■ Goal of the exercise
Search the data for the word "with" and copy out every line that has it.

[Source data]

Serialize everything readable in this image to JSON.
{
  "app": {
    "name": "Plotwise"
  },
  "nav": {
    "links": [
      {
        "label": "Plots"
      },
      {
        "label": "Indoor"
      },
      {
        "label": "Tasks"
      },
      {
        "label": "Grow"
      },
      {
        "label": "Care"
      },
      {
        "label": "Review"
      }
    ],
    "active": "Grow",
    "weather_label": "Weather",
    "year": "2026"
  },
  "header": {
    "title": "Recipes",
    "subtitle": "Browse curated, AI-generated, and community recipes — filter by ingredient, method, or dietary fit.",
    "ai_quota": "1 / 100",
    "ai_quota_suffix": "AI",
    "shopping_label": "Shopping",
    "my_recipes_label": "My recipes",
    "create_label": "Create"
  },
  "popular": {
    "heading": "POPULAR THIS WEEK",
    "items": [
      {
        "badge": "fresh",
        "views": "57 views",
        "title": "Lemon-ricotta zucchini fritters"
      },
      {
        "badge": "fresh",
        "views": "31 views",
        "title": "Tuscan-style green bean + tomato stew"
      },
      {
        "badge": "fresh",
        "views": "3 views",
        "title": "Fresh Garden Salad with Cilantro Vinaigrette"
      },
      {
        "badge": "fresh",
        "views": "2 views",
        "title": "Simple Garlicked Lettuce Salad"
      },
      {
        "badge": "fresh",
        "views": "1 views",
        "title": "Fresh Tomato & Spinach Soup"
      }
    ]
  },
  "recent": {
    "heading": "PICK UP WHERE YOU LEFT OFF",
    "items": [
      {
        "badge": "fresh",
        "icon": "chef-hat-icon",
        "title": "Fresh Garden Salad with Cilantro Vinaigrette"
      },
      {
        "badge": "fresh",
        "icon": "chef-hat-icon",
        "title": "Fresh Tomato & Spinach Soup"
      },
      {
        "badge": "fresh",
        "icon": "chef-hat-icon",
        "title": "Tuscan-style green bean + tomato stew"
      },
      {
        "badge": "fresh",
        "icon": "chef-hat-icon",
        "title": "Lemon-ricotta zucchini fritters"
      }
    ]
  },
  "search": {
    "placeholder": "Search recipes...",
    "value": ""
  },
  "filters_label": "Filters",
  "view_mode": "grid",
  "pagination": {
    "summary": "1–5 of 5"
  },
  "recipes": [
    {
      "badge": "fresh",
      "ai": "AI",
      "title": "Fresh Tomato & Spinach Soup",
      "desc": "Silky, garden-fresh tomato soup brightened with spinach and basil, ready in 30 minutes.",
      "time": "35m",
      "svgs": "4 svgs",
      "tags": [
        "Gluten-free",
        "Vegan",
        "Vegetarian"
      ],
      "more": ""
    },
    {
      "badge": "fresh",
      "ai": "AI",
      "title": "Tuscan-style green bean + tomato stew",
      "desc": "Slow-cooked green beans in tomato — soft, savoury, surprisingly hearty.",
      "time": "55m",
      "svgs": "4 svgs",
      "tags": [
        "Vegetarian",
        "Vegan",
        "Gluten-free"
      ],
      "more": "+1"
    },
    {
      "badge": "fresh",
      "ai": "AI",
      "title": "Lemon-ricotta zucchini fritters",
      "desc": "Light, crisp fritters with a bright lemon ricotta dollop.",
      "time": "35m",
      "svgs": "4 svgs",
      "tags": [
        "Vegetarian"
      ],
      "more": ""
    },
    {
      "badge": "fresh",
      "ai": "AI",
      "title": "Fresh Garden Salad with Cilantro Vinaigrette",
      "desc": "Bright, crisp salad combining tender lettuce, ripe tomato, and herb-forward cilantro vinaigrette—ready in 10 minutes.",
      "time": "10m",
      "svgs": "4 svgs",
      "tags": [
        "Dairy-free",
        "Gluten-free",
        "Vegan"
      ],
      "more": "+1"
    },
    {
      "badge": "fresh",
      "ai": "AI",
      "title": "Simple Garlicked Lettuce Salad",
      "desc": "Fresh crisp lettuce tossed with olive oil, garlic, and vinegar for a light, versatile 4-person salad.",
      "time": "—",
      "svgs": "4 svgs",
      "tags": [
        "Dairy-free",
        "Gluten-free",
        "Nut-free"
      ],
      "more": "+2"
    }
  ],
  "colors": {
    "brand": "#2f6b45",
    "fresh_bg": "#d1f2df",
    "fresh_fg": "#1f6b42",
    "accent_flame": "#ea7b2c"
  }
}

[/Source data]

■ Expected output
        "title": "Fresh Garden Salad with Cilantro Vinaigrette"
        "title": "Fresh Garden Salad with Cilantro Vinaigrette"
      "desc": "Silky, garden-fresh tomato soup brightened with spinach and basil, ready in 30 minutes.",
      "desc": "Light, crisp fritters with a bright lemon ricotta dollop.",
      "title": "Fresh Garden Salad with Cilantro Vinaigrette",
      "desc": "Fresh crisp lettuce tossed with olive oil, garlic, and vinegar for a light, versatile 4-person salad.",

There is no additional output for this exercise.